Interfaith Dialogue builds bridges, not walls between different faiths

Editor’s Note: An earlier version of this article stated that Senior Choma Chukwu told a story about a group of blind men feeling an elephant and coming away with different conclusions. A different organizer told that story, not Chukwu. We apologize for the mistake

Last Tuesday, approximately 20 students came together in the College Union to take part in an Interfaith Dialogue. They came from various backgrounds, cultures and beliefs. They ranged from Orthodox Christians to secular Jews, but they came for a common purpose. In a conversational atmosphere and with open minds, they set out to overcome biases and create harmony between faiths. Coming with their own information and views, they left with a new understanding and appreciation for each other's religions.

After introductions, everyone took their seat in the circle and wrote down questions, comments and curiosities about other faiths on pieces of paper. The anonymous questions were mixed up and passed around, one for each participant. Varying in complexity and seriousness, the ideas raised so much discussion that the remaining two hours of the dialogue covered only half of them.

The students present reflected Christian, Jewish and Muslim faiths, although it's safe to assume that no two members of the discussion had identical beliefs. The discussion expressed many of the differences between religions, but moreover emphasized the commonalities.

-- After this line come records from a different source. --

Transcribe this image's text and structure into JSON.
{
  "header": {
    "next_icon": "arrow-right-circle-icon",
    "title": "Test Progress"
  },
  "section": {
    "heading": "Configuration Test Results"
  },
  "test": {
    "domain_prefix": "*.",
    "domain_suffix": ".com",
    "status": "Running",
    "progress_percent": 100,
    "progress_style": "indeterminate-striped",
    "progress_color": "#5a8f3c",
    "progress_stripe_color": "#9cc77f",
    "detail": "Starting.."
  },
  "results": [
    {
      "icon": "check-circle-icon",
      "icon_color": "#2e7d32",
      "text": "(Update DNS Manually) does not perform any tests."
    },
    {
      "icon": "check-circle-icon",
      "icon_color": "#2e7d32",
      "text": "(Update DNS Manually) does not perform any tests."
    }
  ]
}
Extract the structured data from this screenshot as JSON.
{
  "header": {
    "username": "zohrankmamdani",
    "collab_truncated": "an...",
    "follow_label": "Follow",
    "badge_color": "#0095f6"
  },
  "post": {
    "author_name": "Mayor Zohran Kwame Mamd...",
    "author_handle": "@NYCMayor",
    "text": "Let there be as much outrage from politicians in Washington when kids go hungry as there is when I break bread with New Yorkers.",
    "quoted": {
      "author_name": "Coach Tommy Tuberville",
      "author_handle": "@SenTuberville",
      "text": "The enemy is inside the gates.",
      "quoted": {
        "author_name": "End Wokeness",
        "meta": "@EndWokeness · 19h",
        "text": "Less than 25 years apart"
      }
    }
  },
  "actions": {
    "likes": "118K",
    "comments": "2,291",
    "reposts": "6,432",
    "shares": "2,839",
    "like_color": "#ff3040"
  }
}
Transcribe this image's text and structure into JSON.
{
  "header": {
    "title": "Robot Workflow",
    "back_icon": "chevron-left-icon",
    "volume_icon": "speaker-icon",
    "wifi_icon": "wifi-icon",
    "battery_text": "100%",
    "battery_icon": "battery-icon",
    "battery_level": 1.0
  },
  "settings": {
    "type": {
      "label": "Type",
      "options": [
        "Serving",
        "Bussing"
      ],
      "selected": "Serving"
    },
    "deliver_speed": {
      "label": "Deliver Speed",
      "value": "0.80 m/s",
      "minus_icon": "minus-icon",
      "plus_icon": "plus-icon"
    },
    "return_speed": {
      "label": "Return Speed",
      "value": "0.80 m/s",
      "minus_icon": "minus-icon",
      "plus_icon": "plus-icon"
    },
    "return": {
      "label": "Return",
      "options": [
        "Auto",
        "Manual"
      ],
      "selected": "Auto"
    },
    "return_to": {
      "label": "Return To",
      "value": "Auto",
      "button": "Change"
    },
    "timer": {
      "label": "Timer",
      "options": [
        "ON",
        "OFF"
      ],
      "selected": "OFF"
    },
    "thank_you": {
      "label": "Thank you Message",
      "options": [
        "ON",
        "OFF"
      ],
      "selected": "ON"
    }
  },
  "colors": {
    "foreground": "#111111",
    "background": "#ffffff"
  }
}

Not only did most students share the belief in one god or in similar testaments, but all students found that their beliefs promoted many of the same values and were connected to the culture in which they live.

One coordinator from the Intervarsity Christian Fellowship (IVCF), told a story of seven blind men in a room with one elephant. The story went that while all could feel the elephant in different ways, all were, in fact, feeling the same thing. Thus, the discussion was held under a context of education rather than preaching, of sharing rather than arguing.

Fatima Johnson, the Coordinator of Multicultural Affairs, said she was "very pleased to know that Geneseo students are engaging in such important dialogue. It is programs like these that can build bridges [instead of] walls."

Some of these bridges came in the form of information. There are many cultural similarities between Christianity, Judaism and Islam, from modern traditions to their respective origins. Even differences in culture and beliefs formed bonds of mutual curiosity among the students. Senior David Toub, an event coordinator from the Jewish student organization Hillel, pointed out that "even though there are all these issues going on in the Middle East and around the world, we can all come together… to find out what connects us rather than what separates us."

While the exchange of information built a foundation, the dialogue was ultimately fueled by the beliefs behind the traditions. No matter how trivial or fundamental, each piece of input created more energy in the room.

The dynamics between all the speakers accomplished the mission of the dialogue itself, which Toub described as, "to break stereotypes and misunderstandings people may have about different religions."

"Battling ignorance is one of the hardest things to do," said senior Rachel Goeler, a member of Hillel, "but it's something that must be done to help stop the spread of intolerance."